I can’t really tell you how much salt, pepper, vinegar, and onion to add.  For that, you’ll need to trust your own tongue, remembering that tasting something right after you’ve added an ingredient (especially vinegar) doesn’t produce the same results as does tasting a dish after it has been allowed to sit a while.  A good rule of thumb: always add seasonings slowly rather than hastily, let a dish sit a bit, and then taste.  You can add more, but you can’t subtract what you’ve added, if you’ve overdone a flavoring.

Finally, add a healthy, but, again, not overpowering, anointing of good olive oil.  Toss again and let the salad sit a few minutes at room temperature and then serve.  A baguette of crusty french bread is a good accompaniment, since you and your guests will want to enjoy the juices produced by the salad, as well as the salad itself.  It’s considered perfectly de rigueur in my household to break the baguette into pieces, toss it into the juices in your salad dish, and then, having gloriously sopped the bread, to eat it.  Of course with your hands . . . .

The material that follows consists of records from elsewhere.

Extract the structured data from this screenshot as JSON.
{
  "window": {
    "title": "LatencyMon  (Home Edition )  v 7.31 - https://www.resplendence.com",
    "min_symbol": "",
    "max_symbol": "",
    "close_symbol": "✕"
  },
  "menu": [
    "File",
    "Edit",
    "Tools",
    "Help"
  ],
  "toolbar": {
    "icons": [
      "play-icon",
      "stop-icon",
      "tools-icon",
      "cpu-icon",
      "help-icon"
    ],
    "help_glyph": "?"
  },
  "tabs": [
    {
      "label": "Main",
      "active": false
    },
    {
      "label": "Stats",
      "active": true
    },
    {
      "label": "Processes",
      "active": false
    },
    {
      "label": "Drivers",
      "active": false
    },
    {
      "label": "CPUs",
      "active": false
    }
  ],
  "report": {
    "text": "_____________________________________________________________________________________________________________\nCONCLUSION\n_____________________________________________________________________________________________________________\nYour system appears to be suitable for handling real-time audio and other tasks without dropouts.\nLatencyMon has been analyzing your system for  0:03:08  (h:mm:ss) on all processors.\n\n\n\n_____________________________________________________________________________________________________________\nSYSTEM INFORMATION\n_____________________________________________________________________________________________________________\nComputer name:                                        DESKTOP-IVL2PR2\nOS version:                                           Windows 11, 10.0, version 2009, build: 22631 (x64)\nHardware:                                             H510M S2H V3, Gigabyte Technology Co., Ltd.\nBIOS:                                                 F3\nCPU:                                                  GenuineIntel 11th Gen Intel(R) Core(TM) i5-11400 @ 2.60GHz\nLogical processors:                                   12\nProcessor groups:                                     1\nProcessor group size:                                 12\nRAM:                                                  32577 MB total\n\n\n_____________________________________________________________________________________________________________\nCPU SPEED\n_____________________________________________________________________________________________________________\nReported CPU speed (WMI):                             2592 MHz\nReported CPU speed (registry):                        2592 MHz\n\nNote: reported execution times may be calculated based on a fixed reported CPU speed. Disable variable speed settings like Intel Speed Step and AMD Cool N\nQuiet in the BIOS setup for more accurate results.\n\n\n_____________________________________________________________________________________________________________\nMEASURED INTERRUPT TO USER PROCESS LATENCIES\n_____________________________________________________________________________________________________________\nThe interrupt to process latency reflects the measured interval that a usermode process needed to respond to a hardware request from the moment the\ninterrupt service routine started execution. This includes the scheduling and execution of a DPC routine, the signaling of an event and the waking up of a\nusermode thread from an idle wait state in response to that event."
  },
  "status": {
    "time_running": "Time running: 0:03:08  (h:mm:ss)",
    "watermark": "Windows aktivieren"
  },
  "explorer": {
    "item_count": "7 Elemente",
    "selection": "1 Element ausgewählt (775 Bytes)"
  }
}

This is not a salad that keeps.  Plan things so that you make just the amount you need for one meal, and then do it all over again tomorrow.  And tomorrow.

If you do happen to have a portion or two of the salad left over, it makes a delicious base for a cup or two of gazpacho soup the following evening.  To make gazpacho from it, we simply whir the leftover salad briefly in a blender, adding, if needed, a bit more tomato juice.  Then we add some finely chopped bell pepper, finely chopped cucumber, and a toe of minced garlic and serve in cups.

There are few finer salads than this simple salad of ripe tomatoes.  And if you want to shred some threads of fresh sweet basil to sprinkle across the top, please do so—but more to garnish and complement than to steal the tomatoes’ show.

Tomorrow I may tell you how to fry okra.  Well, how I like to fry it.